The series appears to teach audiences some art history, but the weight of the outlandish premise gets in the way of any deeper level learning. Overall, the series feels like a strange and wasted opportunity.
4 Watch: Wandering Son
BL and Yuri manga and anime enjoy a rabid fan, and there are plenty of gems in the genre. However, queer fans are often among the first to remember that there is no shortage of genre tropes. For this reason and more, Wandering Son is an invaluable addition to the budding LGBTQ + anime landscape.
Wandering Son tells the story of two young trans boys in modern Japan who live their daily lives and face gender dysphoria. Trans issues are treated with care here, and while the series is not perfect, it teaches viewers to look beyond the cliches that many indulge in and consider the reality of being gay in the modern world.
3 Skip: Element Hunters
Good intentions aren’t always enough to put on a compelling show, even when your heart is in the right place. Element Hunters was produced with the explicit intention of educating its audience in the field of chemistry.

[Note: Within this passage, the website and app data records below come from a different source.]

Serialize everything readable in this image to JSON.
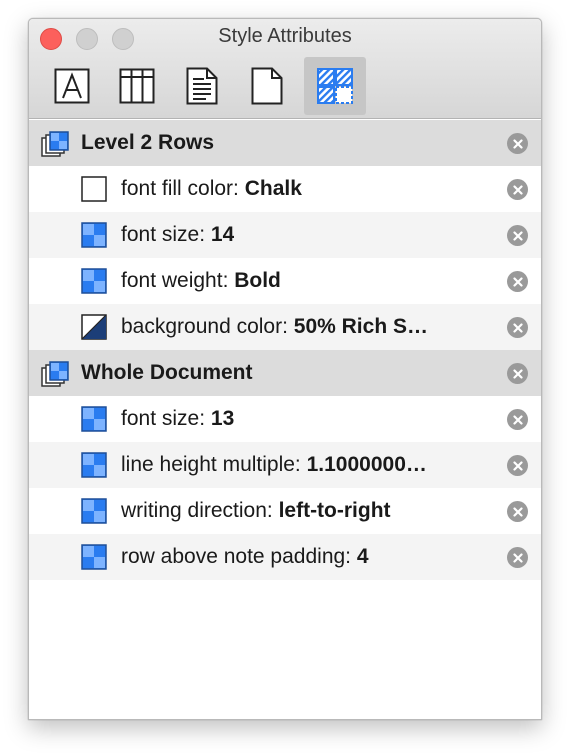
{
  "window": {
    "title": "Style Attributes"
  },
  "toolbar": {
    "tools": [
      {
        "name": "text-style-icon"
      },
      {
        "name": "columns-icon"
      },
      {
        "name": "document-text-icon"
      },
      {
        "name": "page-icon"
      },
      {
        "name": "style-attributes-icon",
        "selected": true
      }
    ]
  },
  "groups": [
    {
      "label": "Level 2 Rows",
      "items": [
        {
          "key": "font fill color: ",
          "value": "Chalk",
          "swatch": "white"
        },
        {
          "key": "font size: ",
          "value": "14",
          "swatch": "blue"
        },
        {
          "key": "font weight: ",
          "value": "Bold",
          "swatch": "blue"
        },
        {
          "key": "background color: ",
          "value": "50% Rich S…",
          "swatch": "split"
        }
      ]
    },
    {
      "label": "Whole Document",
      "items": [
        {
          "key": "font size: ",
          "value": "13",
          "swatch": "blue"
        },
        {
          "key": "line height multiple: ",
          "value": "1.1000000…",
          "swatch": "blue"
        },
        {
          "key": "writing direction: ",
          "value": "left-to-right",
          "swatch": "blue"
        },
        {
          "key": "row above note padding: ",
          "value": "4",
          "swatch": "blue"
        }
      ]
    }
  ],
  "colors": {
    "accent_blue": "#2a7cf0",
    "group_background": "#dcdcdc",
    "alt_row_background": "#f4f4f4",
    "remove_button": "#9a9a9a"
  }
}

Unfortunately, hampered by a distracting plot in which scientific elements are lost and transformed into monsters in a parallel world called « negative earth, » the show mostly stumbles over its own two feet in the process.
2 Watch: Bakuman
Perhaps the most commercially successful show in this category, Bakuman delves into the manga publishing industry, inviting fans to witness the many trials aspiring mangaka faces on the way to their dreams.
While the show is certainly a coming of age story, it does its part of education, introducing stakeholders at every stage of the publishing process, both in regards to the reward and the challenge. While any anime about manga is bound to view the subject through pink glasses, Bakuman is not afraid to point out the flaws of the business, sometimes with heartbreaking effect.
1 Jump: Thermae Romae
There is no question that Thermae Romae has a stroke of comic originality worth celebrating. The series deals with time travel with a certain Bill & Ted air. Thermae Romae tells the story of a Roman emperor who visits modern Japan and uses everything he learns there to improve the bathhouses of his time.
Although it’s a nice idea, the gimmick wears out quickly and teaches us little, which could be why the series failed to take hold with most audiences.